Design Thinking is an iterative process used to solve complex problems (also known as wicked problems). The user and his needs are central to this; Design Thinking is about understanding the people for whom a product or service is being developed.
It may sound logical to put the customer’s needs first, but in practice it is often not. People are very inclined to think in patterns and assumptions. It is extremely difficult to put those assumptions aside and to arrive at innovative solutions based on the needs of a user. Design Thinking is often referred to as ‘outside the box thinking’. Designers try to develop new ways of thinking and break away from the dominant or more common problem-solving methods.
Design Thinking is both a way of thinking and working, as well as a collection of practical methods that stimulate you to explore new alternatives in order to arrive at better solutions.
In short, Design Thinking gives us a means to dig that little bit deeper and discover new ways to improve user experiences.
Video: In his 2009 TED talk, Design Thinking pioneer Tim Brown discusses the value of Design Thinking in solving highly complex challenges.
In 2009, Airbnb was on the brink of bankruptcy. The company’s revenue was about $200 a week. Split between three young founders living in San Francisco, it was quite a loss.
One afternoon, the team with Paul Graham (from Y Combinator) was doing search results for listings in New York City, trying to figure out what wasn’t working and why they weren’t growing. After spending some time on the site with the product, Gebbia (co-founder and chief product officer) had an important insight. “We have noticed a pattern. There is a similarity between these 40 offers. The similarity is that the photos were bad. The pictures weren’t great pictures. People used their camera phones or used images from classified sites. It was actually no surprise that people weren’t booking rooms because you couldn’t even really see what you were paying for. ”
Graham threw a completely non-scalable and non-technical solution to the problem: travel to New York, rent a camera, spend some time with clients listed on the website, and replace amateur photography with beautiful, high-resolution photos. The three-person team took the next flight to New York and processed all the amateur photos into beautiful images. Originally, there was no data to support this decision. They just went and did it. A week later, the results were in: by improving the photos, the weekly revenue doubled to about $400 a week. This was the first financial improvement the company had seen in more than eight months. They knew they were onto something.

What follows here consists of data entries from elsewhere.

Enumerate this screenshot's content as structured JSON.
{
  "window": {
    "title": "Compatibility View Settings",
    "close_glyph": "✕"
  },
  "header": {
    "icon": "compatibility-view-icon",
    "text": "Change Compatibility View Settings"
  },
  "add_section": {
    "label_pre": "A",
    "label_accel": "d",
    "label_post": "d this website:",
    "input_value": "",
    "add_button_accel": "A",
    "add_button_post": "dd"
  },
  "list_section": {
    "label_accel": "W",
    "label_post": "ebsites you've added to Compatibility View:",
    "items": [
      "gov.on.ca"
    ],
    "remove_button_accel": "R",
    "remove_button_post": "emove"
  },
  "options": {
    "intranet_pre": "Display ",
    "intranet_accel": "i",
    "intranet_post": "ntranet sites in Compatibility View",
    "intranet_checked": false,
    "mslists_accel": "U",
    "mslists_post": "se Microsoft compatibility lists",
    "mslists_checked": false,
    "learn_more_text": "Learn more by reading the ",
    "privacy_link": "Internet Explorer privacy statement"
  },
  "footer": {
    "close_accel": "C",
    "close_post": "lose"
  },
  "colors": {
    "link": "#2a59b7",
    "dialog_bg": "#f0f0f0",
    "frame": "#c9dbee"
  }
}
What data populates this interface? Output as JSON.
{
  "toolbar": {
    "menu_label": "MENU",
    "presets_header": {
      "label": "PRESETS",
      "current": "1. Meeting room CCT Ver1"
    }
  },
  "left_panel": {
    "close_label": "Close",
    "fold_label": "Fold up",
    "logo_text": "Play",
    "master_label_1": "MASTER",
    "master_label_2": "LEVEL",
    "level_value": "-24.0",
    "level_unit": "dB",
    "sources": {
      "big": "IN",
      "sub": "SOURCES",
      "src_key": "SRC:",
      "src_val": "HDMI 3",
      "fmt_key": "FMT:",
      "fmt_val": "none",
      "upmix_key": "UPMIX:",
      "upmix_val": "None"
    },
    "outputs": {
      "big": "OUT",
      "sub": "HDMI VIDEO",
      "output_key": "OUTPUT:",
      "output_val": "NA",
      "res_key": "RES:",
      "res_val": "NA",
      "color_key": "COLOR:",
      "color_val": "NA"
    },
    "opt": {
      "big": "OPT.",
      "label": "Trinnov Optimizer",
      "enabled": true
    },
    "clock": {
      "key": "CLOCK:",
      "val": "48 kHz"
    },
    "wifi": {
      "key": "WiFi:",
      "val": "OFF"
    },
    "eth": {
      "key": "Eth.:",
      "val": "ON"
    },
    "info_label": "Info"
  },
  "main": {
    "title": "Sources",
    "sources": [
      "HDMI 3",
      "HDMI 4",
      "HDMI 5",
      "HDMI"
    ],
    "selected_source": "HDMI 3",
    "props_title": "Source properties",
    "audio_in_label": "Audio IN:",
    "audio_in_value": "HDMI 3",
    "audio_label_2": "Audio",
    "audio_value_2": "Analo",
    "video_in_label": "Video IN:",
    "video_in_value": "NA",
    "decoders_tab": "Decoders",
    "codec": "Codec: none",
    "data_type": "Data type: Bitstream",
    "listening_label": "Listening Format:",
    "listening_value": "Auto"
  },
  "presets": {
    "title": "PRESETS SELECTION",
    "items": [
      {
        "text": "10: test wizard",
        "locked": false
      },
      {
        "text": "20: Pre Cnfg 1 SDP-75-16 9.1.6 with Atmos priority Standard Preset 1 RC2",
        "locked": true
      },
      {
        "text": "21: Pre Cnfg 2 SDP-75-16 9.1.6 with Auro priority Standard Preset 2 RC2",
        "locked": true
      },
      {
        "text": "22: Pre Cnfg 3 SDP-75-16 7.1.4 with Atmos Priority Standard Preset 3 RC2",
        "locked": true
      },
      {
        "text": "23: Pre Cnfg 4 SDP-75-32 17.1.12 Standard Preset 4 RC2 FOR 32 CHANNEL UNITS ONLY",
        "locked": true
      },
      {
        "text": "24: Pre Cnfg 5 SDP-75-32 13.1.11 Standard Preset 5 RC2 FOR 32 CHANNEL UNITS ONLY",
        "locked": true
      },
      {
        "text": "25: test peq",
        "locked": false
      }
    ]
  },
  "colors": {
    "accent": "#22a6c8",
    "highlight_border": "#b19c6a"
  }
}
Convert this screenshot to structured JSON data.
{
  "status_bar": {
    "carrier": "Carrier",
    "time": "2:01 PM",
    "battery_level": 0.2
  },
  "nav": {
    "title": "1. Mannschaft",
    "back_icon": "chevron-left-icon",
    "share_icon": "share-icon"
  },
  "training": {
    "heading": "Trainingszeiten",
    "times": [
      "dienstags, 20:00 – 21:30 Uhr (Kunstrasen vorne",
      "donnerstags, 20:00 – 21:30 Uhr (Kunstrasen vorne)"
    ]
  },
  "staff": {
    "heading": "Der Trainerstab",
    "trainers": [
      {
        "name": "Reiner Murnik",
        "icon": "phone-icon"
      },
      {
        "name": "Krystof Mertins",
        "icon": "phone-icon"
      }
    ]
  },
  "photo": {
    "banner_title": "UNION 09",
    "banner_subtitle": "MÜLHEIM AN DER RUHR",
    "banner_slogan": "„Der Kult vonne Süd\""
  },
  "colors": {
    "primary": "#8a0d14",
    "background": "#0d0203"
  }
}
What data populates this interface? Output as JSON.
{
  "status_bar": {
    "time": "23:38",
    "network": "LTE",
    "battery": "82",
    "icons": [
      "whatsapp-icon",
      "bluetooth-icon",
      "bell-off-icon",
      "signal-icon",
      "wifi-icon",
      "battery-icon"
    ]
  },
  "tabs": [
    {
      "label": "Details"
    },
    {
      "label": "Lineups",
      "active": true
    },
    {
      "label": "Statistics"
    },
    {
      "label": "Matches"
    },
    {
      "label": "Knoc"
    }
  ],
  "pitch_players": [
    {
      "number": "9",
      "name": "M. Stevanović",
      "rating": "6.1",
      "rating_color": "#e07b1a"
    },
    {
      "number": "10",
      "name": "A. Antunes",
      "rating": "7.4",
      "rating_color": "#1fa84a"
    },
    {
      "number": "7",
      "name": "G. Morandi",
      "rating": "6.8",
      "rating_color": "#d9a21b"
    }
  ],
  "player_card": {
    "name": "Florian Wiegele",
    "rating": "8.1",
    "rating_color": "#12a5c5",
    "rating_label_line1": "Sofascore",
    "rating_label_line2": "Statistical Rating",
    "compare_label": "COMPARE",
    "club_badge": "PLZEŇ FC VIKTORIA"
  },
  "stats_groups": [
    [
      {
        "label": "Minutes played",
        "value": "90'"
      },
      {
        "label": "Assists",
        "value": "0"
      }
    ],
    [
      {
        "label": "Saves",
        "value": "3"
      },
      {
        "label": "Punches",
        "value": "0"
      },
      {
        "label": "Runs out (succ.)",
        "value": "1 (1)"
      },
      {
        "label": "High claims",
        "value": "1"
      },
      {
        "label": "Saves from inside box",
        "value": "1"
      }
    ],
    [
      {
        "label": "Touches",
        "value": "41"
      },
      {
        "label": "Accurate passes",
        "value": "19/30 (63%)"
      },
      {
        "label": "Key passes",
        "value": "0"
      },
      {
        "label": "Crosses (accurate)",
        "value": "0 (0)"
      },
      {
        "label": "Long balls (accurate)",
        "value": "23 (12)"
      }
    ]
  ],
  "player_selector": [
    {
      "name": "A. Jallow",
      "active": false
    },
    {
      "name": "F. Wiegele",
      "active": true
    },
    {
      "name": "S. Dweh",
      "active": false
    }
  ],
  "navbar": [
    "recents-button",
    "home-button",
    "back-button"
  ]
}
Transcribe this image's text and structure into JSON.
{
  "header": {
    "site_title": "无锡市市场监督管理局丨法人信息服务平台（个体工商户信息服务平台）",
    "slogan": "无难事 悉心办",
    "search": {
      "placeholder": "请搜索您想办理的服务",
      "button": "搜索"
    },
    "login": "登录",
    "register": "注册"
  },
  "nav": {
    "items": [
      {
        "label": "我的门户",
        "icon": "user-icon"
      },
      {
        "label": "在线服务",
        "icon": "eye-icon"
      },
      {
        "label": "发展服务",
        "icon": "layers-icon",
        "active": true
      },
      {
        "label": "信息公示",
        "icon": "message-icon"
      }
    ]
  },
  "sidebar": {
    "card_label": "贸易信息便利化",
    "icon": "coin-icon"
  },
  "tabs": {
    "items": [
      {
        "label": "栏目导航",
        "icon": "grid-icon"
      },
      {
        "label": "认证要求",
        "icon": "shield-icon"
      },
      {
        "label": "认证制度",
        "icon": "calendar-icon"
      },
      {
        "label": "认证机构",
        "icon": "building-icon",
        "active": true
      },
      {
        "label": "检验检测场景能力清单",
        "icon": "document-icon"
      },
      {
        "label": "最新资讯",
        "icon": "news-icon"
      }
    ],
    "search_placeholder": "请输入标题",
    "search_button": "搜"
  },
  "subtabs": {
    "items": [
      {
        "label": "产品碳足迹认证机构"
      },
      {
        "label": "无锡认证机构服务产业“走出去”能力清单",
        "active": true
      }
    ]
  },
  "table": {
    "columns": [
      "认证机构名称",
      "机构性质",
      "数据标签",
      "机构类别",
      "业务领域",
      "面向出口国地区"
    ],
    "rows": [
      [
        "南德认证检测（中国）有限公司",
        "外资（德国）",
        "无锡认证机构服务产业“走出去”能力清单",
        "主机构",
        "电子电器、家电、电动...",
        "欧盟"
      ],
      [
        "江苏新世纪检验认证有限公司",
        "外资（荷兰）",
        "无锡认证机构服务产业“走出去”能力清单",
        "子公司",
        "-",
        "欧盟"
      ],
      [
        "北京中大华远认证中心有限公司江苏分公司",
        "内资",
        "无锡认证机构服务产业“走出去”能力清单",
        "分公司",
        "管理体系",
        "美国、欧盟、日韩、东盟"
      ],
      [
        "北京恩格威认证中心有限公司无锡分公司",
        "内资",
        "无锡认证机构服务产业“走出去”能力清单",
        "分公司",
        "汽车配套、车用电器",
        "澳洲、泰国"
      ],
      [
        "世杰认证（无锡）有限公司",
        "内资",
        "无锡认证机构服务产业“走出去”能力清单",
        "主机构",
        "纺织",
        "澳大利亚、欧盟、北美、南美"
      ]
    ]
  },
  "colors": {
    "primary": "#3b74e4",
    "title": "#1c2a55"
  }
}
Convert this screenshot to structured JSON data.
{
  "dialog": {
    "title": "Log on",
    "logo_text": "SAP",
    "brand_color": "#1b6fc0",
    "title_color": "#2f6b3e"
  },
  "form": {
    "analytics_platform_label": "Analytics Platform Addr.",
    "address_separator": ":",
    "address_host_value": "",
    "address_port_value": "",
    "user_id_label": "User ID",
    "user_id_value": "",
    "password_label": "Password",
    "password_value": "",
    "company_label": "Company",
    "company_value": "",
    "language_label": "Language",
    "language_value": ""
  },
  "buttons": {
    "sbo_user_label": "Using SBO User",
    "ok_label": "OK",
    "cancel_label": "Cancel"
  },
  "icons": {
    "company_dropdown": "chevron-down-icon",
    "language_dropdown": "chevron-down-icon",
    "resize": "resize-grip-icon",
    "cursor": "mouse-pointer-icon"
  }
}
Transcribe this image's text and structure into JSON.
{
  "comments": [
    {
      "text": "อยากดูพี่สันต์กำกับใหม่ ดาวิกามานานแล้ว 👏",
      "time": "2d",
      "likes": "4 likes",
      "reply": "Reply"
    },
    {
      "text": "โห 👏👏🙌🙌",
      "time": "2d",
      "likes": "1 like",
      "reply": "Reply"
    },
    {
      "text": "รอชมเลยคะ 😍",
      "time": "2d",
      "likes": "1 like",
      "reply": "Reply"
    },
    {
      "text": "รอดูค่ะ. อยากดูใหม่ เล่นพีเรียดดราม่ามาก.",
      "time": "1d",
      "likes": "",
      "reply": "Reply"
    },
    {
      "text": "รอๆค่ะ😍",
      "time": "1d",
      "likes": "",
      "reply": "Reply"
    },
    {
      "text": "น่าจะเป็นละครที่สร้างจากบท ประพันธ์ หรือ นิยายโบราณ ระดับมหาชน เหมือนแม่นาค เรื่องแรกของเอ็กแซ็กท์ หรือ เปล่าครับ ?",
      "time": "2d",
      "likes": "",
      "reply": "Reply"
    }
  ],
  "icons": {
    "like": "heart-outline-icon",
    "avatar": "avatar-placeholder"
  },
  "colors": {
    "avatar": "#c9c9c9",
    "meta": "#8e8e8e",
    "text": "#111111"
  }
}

Gebbia said the team initially believed that everything they did should be “scalable.” It wasn’t until they gave themselves permission to experiment with non-scalable changes in the business that they climbed out of what they called the “bin of grief.”